Something consistently excellent about Belt Up’s productions is their dedication to preserving the illusion. For a company which has made an art of audience interaction (and frequently participation) this may seem like a contradiction in terms. Yet from the moment you are ushered into the softly lit, whimsically decorated rooms and settled on to chairs, sofas, or the floor, by a member of the cast – not once do you witness any member of Belt Up out of character. There is no awkward getting into position at the beginning, no clumsy curtain call to break the spell that what you are seeing is not real. This playing with fantasy and reality is a recurring theme of Outland, based on the life and stories of Reverend Charles Dodgson, more commonly known by his nom-de-plume Lewis Carroll.
The production dances between Carroll’s twilight years at Oxford, spent reminiscing with alumni Muriel and Arthur whom he had known as children, and his forays into Outland - a world of his imagination in which battles are fought, monarchs are crowned, and grand adventures are had. There are many allusions to C.S. Lewis, also an Oxford academic, and his mirroring fantasy world of Narnia, which can be reached through a wardrobe. The fact that Lewis wrote nearly half a century after Carroll seems to matter little; when half of the play is set in an epilepsy-induced imaginary land, concepts of time and space diminish in importance.
There is an enchanting moment when, looking for playmates with whom to hunt the Snark (a terrifying creature, though not quite as bad as the frumious Bandersnatch), Serena Manteghi (playing Muriel and Sylvie) points to the audience and suggests in accurately childlike tones ‘What about them?’ To which Dominic Allen, playing Carroll, replies in wonderment; ‘You can see them too?’ It is an exquisitely charming idea and really explores the topsy-turvy nature of the imagination. To Lewis Carroll, the world of Outland is beginning to appear more lucid than real life. ‘How boring the real world must seem to him’, wonders Muriel, watching Carroll succumb gratefully to his visions of Outland.
I was expecting a little more darkness from Outland. There were archery competitions, jam tarts and un-birthday picnics aplenty but I was expecting a lot more of the sinister rumours about Lewis Carroll to be mentioned. The exact nature of his close friendship with Alice Liddell (the namesake of his most famous work) often provokes controversy. Outland sidesteps this question, portraying Carroll as a Peter Pan-like figure, a man who has little interest in the adult world and who enjoys the company of children for their purity of imagination.

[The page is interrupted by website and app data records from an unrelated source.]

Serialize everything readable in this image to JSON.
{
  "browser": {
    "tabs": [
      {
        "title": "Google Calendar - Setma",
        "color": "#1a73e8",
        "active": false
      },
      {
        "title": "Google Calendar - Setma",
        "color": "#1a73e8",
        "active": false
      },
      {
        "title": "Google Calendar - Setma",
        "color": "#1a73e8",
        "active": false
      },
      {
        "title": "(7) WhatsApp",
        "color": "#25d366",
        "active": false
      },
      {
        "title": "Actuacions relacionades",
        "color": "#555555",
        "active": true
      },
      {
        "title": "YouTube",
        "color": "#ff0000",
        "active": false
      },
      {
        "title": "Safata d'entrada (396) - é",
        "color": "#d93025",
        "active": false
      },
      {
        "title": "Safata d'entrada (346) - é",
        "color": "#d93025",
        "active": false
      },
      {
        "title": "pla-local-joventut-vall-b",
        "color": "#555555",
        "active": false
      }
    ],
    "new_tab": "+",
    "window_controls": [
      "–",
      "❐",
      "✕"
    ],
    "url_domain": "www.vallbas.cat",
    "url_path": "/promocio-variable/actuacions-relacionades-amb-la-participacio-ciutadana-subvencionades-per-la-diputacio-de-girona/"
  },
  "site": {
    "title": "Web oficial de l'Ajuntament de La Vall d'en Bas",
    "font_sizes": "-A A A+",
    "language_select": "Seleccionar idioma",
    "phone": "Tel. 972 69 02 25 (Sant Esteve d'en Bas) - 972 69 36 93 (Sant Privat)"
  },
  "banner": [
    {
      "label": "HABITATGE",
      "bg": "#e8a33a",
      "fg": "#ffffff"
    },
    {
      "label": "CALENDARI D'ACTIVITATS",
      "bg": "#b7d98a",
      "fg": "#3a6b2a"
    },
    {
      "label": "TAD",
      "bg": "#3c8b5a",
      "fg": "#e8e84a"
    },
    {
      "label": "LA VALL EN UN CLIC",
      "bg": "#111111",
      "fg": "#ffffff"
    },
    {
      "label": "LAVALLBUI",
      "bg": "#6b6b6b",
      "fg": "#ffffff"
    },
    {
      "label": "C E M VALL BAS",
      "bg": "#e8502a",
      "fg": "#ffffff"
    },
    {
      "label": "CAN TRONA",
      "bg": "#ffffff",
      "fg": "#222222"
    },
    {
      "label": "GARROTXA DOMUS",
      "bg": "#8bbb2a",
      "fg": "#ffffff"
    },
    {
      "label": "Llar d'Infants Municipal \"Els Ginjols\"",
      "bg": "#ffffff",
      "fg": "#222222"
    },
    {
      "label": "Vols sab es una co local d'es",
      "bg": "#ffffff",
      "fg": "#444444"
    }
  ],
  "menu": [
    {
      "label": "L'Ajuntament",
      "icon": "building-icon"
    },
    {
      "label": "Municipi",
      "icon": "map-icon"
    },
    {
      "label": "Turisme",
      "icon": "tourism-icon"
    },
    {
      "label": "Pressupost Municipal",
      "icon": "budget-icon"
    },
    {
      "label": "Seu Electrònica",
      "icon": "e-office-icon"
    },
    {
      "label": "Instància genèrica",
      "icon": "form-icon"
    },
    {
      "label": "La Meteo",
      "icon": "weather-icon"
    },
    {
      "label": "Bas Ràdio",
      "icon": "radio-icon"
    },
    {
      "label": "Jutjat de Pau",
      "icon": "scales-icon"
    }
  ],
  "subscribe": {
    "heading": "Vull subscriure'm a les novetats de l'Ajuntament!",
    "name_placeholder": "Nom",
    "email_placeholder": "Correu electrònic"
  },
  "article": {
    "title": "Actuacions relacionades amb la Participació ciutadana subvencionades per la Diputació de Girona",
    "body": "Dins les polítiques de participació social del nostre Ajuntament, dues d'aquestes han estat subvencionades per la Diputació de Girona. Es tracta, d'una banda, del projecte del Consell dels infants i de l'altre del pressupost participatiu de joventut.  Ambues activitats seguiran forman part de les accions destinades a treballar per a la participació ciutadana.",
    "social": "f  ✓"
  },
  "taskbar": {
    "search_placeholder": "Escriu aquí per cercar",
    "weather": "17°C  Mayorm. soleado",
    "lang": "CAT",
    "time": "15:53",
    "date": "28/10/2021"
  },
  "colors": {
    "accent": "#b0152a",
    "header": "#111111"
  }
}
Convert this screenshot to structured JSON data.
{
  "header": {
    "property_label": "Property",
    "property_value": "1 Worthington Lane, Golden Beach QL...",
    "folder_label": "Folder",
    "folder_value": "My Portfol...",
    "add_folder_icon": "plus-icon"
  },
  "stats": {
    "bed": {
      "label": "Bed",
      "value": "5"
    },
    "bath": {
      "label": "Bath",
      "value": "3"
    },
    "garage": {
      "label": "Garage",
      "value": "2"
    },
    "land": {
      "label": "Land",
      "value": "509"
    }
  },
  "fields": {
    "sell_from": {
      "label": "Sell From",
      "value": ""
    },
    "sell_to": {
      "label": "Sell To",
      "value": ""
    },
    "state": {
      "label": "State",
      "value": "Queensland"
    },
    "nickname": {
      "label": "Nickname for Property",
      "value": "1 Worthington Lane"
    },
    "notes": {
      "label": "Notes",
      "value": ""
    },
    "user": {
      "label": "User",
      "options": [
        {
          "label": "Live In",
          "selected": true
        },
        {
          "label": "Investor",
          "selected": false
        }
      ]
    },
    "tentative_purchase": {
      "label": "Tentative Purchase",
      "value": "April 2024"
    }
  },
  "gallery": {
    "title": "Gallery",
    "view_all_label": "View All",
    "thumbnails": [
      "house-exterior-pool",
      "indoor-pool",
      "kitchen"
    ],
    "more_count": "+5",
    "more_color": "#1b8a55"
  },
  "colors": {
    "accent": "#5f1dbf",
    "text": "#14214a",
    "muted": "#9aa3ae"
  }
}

Belt Up’s trio of shows this year includes The Boy James about J.M. Barrie, so evidently themes of age and imagination transcend between the plays.
My inner ghoul was sated however by a full rendition of Jabberwocky, recited as the space was plunged into darkness and wreaths of smoke. This was hauntingly beautiful, and a better indication of Carroll’s surreal psyche and state of mind than a full doctor’s report.‘God loves animals, sinners and dreamers’, Carroll says softly; at once defending his retreat into dreams, and coming to terms with his own mortality. Fantastical, fanciful, enchanting.